**Work order**
All lines in the material below that hold "Next" should be found and copied.

**Provided records**

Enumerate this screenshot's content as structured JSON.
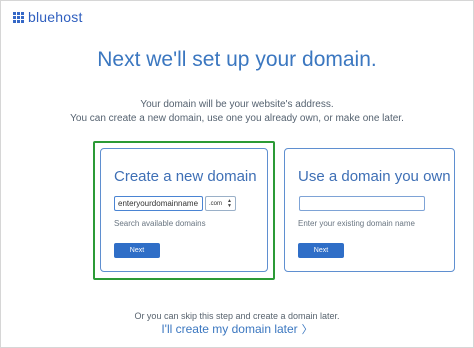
{
  "brand": {
    "name": "bluehost",
    "logo_icon": "grid-logo-icon",
    "color": "#3568c7"
  },
  "headline": "Next we'll set up your domain.",
  "intro": {
    "line1": "Your domain will be your website's address.",
    "line2": "You can create a new domain, use one you already own, or make one later."
  },
  "new_domain": {
    "title": "Create a new domain",
    "input_value": "enteryourdomainname",
    "tld_value": ".com",
    "helper": "Search available domains",
    "button": "Next",
    "highlight_color": "#2b9a36"
  },
  "own_domain": {
    "title": "Use a domain you own",
    "input_value": "",
    "helper": "Enter your existing domain name",
    "button": "Next"
  },
  "skip": {
    "text": "Or you can skip this step and create a domain later.",
    "link": "I'll create my domain later",
    "link_icon": "chevron-right-icon"
  },
  "accent_color": "#3b77c0"
}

**Exercise response**
  "headline": "Next we'll set up your domain.",
    "button": "Next",
    "button": "Next"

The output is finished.